I can be a bit of a nerd. I did own an Apple IIc in 1984 after all.
The piece in Wired Magazine chronicled the development of Oculus Rift, the virtual reality head mounted display, by its 21-year-old inventor, Palmer Luckey. The development is a testimony to persistence, ingenuity, and problem solving.
Palmer is an avid gamer, and gamers are excited about the Oculus Rift because it, according to CEO Brenden Iribe, is the first VR headset that delivers a
“sense of presence in the virtual reality… your brain says, OK, I’m comfortable in this environment… I know it’s not real, but I think it is”
I am not a gamer at all and am not interested how Oculus Rift can fully immerse you in Call of Duty or Titanfall. I am interested in how this technology can be used in athletics… how you can get fully immersed in a virtual reality world consisting of game footage of your upcoming opponent.

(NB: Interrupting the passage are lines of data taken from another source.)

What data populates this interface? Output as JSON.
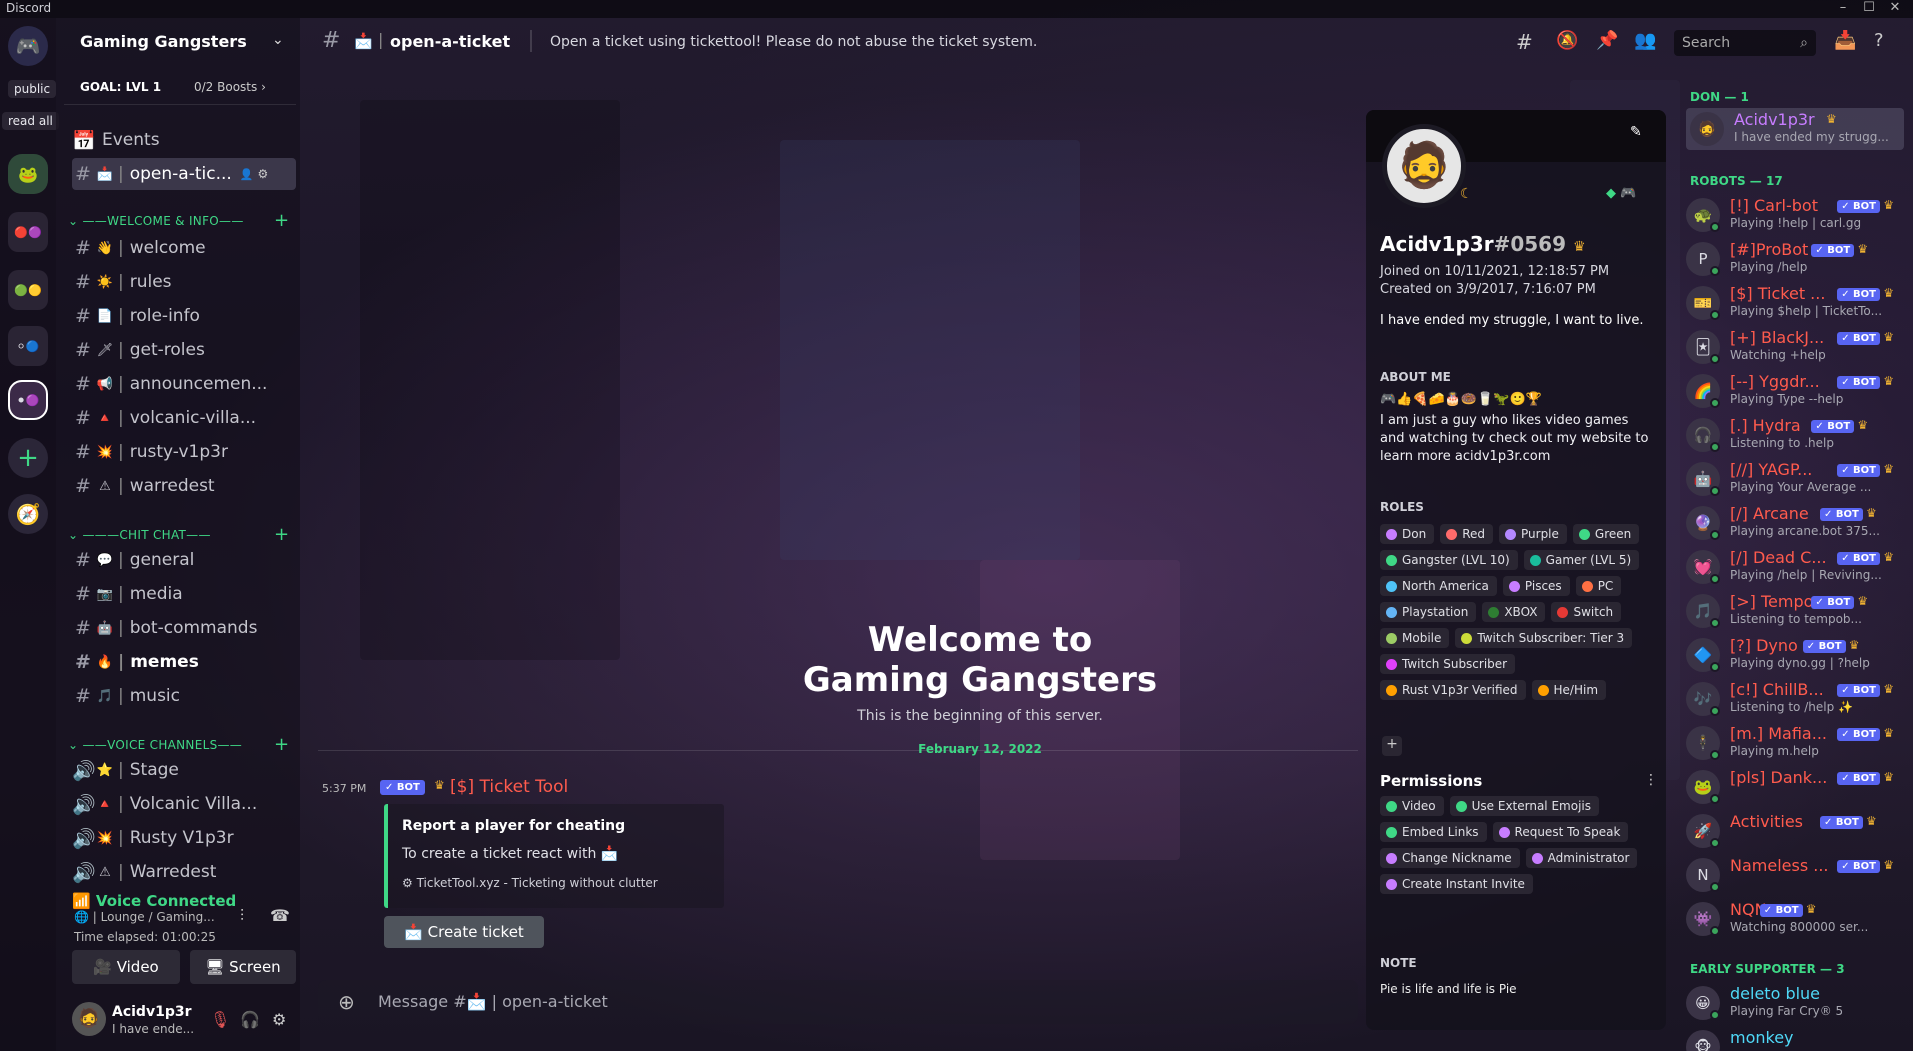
{
  "app_title": "Discord",
  "colors": {
    "accent_green": "#3fd886",
    "bot_badge": "#5865f2",
    "red_name": "#ff5b4d",
    "online": "#3ba55c",
    "crown": "#f0b232"
  },
  "guild_tags": {
    "public": "public",
    "read_all": "read all"
  },
  "server": {
    "name": "Gaming Gangsters",
    "goal": "GOAL: LVL 1",
    "boosts": "0/2 Boosts",
    "events_label": "Events"
  },
  "channels": {
    "active": {
      "emoji": "📩",
      "name": "open-a-tic..."
    },
    "categories": [
      "WELCOME & INFO",
      "CHIT CHAT",
      "VOICE CHANNELS"
    ],
    "welcome_info": [
      {
        "emoji": "👋",
        "name": "welcome"
      },
      {
        "emoji": "☀️",
        "name": "rules"
      },
      {
        "emoji": "📄",
        "name": "role-info"
      },
      {
        "emoji": "🗡",
        "name": "get-roles"
      },
      {
        "emoji": "📢",
        "name": "announcemen..."
      },
      {
        "emoji": "🔺",
        "name": "volcanic-villa..."
      },
      {
        "emoji": "💥",
        "name": "rusty-v1p3r"
      },
      {
        "emoji": "⚠",
        "name": "warredest"
      }
    ],
    "chit_chat": [
      {
        "emoji": "💬",
        "name": "general"
      },
      {
        "emoji": "📷",
        "name": "media"
      },
      {
        "emoji": "🤖",
        "name": "bot-commands"
      },
      {
        "emoji": "🔥",
        "name": "memes"
      },
      {
        "emoji": "🎵",
        "name": "music"
      }
    ],
    "voice": [
      {
        "emoji": "⭐",
        "name": "Stage"
      },
      {
        "emoji": "🔺",
        "name": "Volcanic Villa..."
      },
      {
        "emoji": "💥",
        "name": "Rusty V1p3r"
      },
      {
        "emoji": "⚠",
        "name": "Warredest"
      }
    ]
  },
  "voice_panel": {
    "status": "Voice Connected",
    "location": "Lounge / Gaming...",
    "elapsed": "Time elapsed: 01:00:25",
    "video_label": "Video",
    "screen_label": "Screen"
  },
  "user_panel": {
    "name": "Acidv1p3r",
    "status": "I have ende..."
  },
  "header": {
    "channel_emoji": "📩",
    "channel_name": "open-a-ticket",
    "topic": "Open a ticket using tickettool! Please do not abuse the ticket system.",
    "search_placeholder": "Search"
  },
  "chat": {
    "welcome_line1": "Welcome to",
    "welcome_line2": "Gaming Gangsters",
    "welcome_sub": "This is the beginning of this server.",
    "date_divider": "February 12, 2022",
    "message": {
      "time": "5:37 PM",
      "bot_badge": "BOT",
      "author": "[$] Ticket Tool",
      "embed_title": "Report a player for cheating",
      "embed_desc": "To create a ticket react with",
      "embed_footer": "TicketTool.xyz - Ticketing without clutter",
      "button_label": "Create ticket"
    },
    "input_placeholder": "Message #📩 | open-a-ticket"
  },
  "profile": {
    "username": "Acidv1p3r",
    "discriminator": "#0569",
    "joined": "Joined on 10/11/2021, 12:18:57 PM",
    "created": "Created on 3/9/2017, 7:16:07 PM",
    "custom_status": "I have ended my struggle, I want to live.",
    "about_title": "ABOUT ME",
    "about_emojis": "🎮👍🍕🧀🎂🍩🥛🦖🙂🏆",
    "about_text": "I am just a guy who likes video games and watching tv check out my website to learn more acidv1p3r.com",
    "roles_title": "ROLES",
    "roles": [
      {
        "name": "Don",
        "color": "#c77dff"
      },
      {
        "name": "Red",
        "color": "#ff6b6b"
      },
      {
        "name": "Purple",
        "color": "#b388ff"
      },
      {
        "name": "Green",
        "color": "#3fd886"
      },
      {
        "name": "Gangster (LVL 10)",
        "color": "#3fd886"
      },
      {
        "name": "Gamer (LVL 5)",
        "color": "#1abc9c"
      },
      {
        "name": "North America",
        "color": "#4fc3f7"
      },
      {
        "name": "Pisces",
        "color": "#c77dff"
      },
      {
        "name": "PC",
        "color": "#ff7043"
      },
      {
        "name": "Playstation",
        "color": "#64b5f6"
      },
      {
        "name": "XBOX",
        "color": "#2e7d32"
      },
      {
        "name": "Switch",
        "color": "#e53935"
      },
      {
        "name": "Mobile",
        "color": "#9ccc65"
      },
      {
        "name": "Twitch Subscriber: Tier 3",
        "color": "#cddc39"
      },
      {
        "name": "Twitch Subscriber",
        "color": "#e040fb"
      },
      {
        "name": "Rust V1p3r Verified",
        "color": "#ffa000"
      },
      {
        "name": "He/Him",
        "color": "#ffa000"
      }
    ],
    "permissions_title": "Permissions",
    "permissions": [
      {
        "name": "Video",
        "color": "#3fd886"
      },
      {
        "name": "Use External Emojis",
        "color": "#3fd886"
      },
      {
        "name": "Embed Links",
        "color": "#3fd886"
      },
      {
        "name": "Request To Speak",
        "color": "#c77dff"
      },
      {
        "name": "Change Nickname",
        "color": "#c77dff"
      },
      {
        "name": "Administrator",
        "color": "#c77dff"
      },
      {
        "name": "Create Instant Invite",
        "color": "#c77dff"
      }
    ],
    "note_title": "NOTE",
    "note_text": "Pie is life and life is Pie"
  },
  "members": {
    "don_header": "DON — 1",
    "robots_header": "ROBOTS — 17",
    "early_header": "EARLY SUPPORTER — 3",
    "don": [
      {
        "name": "Acidv1p3r",
        "activity": "I have ended my strugg..."
      }
    ],
    "bots": [
      {
        "name": "[!] Carl-bot",
        "activity": "Playing !help | carl.gg",
        "avatar": "🐢"
      },
      {
        "name": "[#]ProBot",
        "activity": "Playing /help",
        "avatar": "P"
      },
      {
        "name": "[$] Ticket ...",
        "activity": "Playing $help | TicketTo...",
        "avatar": "🎫"
      },
      {
        "name": "[+] BlackJ...",
        "activity": "Watching +help",
        "avatar": "🃏"
      },
      {
        "name": "[--] Yggdr...",
        "activity": "Playing Type --help",
        "avatar": "🌈"
      },
      {
        "name": "[.] Hydra",
        "activity": "Listening to .help",
        "avatar": "🎧"
      },
      {
        "name": "[//] YAGP...",
        "activity": "Playing Your Average ...",
        "avatar": "🤖"
      },
      {
        "name": "[/] Arcane",
        "activity": "Playing arcane.bot 375...",
        "avatar": "🔮"
      },
      {
        "name": "[/] Dead C...",
        "activity": "Playing /help | Reviving...",
        "avatar": "💓"
      },
      {
        "name": "[>] Tempo",
        "activity": "Listening to tempob...",
        "avatar": "🎵"
      },
      {
        "name": "[?] Dyno",
        "activity": "Playing dyno.gg | ?help",
        "avatar": "🔷"
      },
      {
        "name": "[c!] ChillB...",
        "activity": "Listening to /help ✨",
        "avatar": "🎶"
      },
      {
        "name": "[m.] Mafia...",
        "activity": "Playing m.help",
        "avatar": "🕴"
      },
      {
        "name": "[pls] Dank...",
        "activity": "",
        "avatar": "🐸"
      },
      {
        "name": "Activities",
        "activity": "",
        "avatar": "🚀"
      },
      {
        "name": "Nameless ...",
        "activity": "",
        "avatar": "N"
      },
      {
        "name": "NQN",
        "activity": "Watching 800000 ser...",
        "avatar": "👾"
      }
    ],
    "early": [
      {
        "name": "deleto blue",
        "activity": "Playing Far Cry® 5",
        "avatar": "😀"
      },
      {
        "name": "monkey",
        "activity": "",
        "avatar": "🐵"
      }
    ]
  }
}
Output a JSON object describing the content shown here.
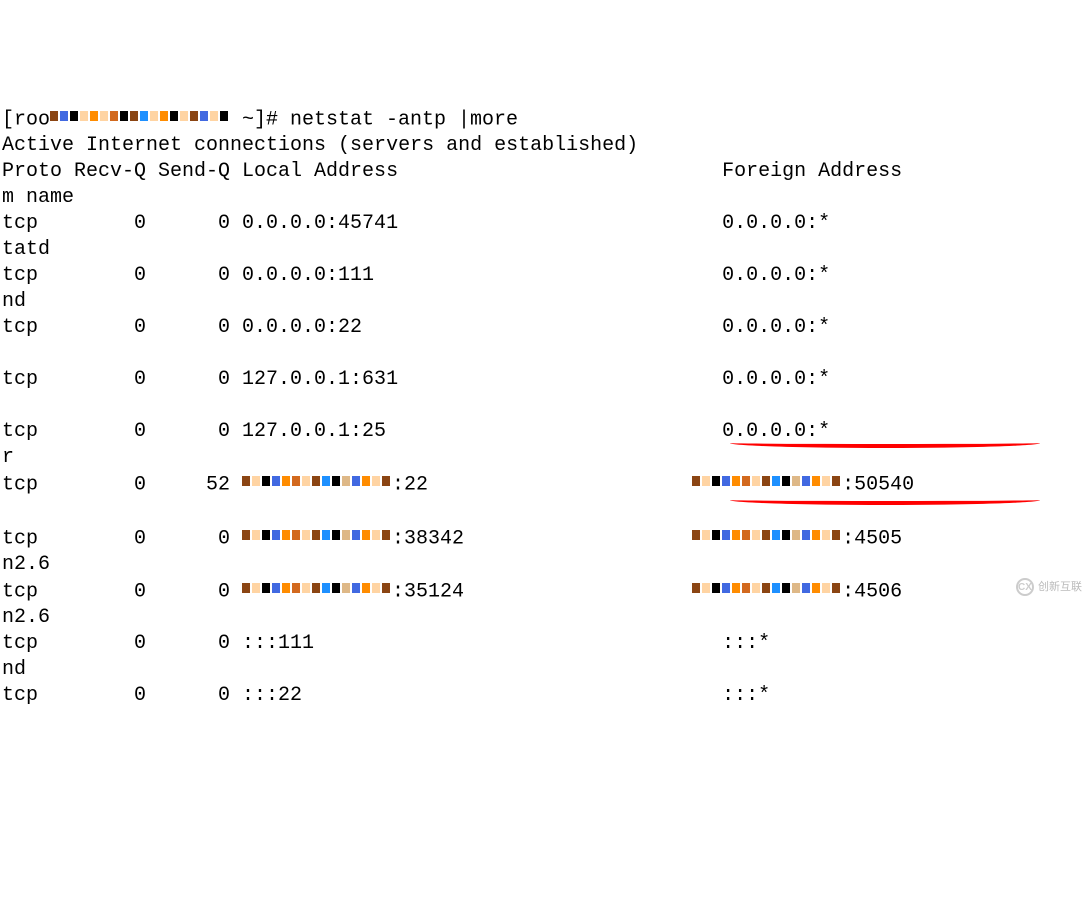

I wrote about the Kansas City Company, Eon Sports VR, a few weeks ago in my post, The Highest Quality Mental Reps. Brenden (different Brendan!) Reily’s company uses this technology along with your existing video and playbook to fully immerse your athletes in a virtual football arena. Brenden gave me a demonstration, and I can tell you that you get that sense of presence that Iribe spoke of.
The Fast Company article on Google X was the first time a reporter has been allowed inside the innovation lab on the Google campus. Google X is about finding
“audacious innovations that have a slim chance of succeeding but might revolutionize the world if they do”
The four main projects that have so far emerged from X:
- Driverless cars
- Google Glass
- High-altitude Wi-Fi balloons
- Glucose monitoring contact lenses.
What the article is really about is the culture at Google X that embraces failure… that only by pressing the envelope… by risking failure… do you achieve audacious innovations. On the just first page on the article there were almost 20 references to failing – here are a few:
- Slim chance of succeeding
- Cult of failure
- Fall apart
How does this philosophy translate to teaching and coaching?
Well, I am not suggesting that you set out to lose every Friday night contest. But, there are many opportunities for “failure” before Friday night arrives, and this is the chance for real growth.
What I am saying is that if you are a coach preparing your team for a contest:
- If you only practice at what you are good at
- If you only put your athletes in situations where they will be successful
- If you don’t test your athlete’s boundaries physically and mentally
- If you don’t help your athletes get better at what they are not good at
Then your team will probably not improve to its full potential. Don’t be afraid to attempt, fail, re-teach, and try again.
What I am saying is that when attempting new things, “failing” is part of the learning process, and it is OK.
Attempt… and DO… great things… and in the process don’t be afraid to fail greatly!
You Can Do More… your brain is lying to you…. Don’t Believe It!
Jeff Floyd – firstname.lastname@example.org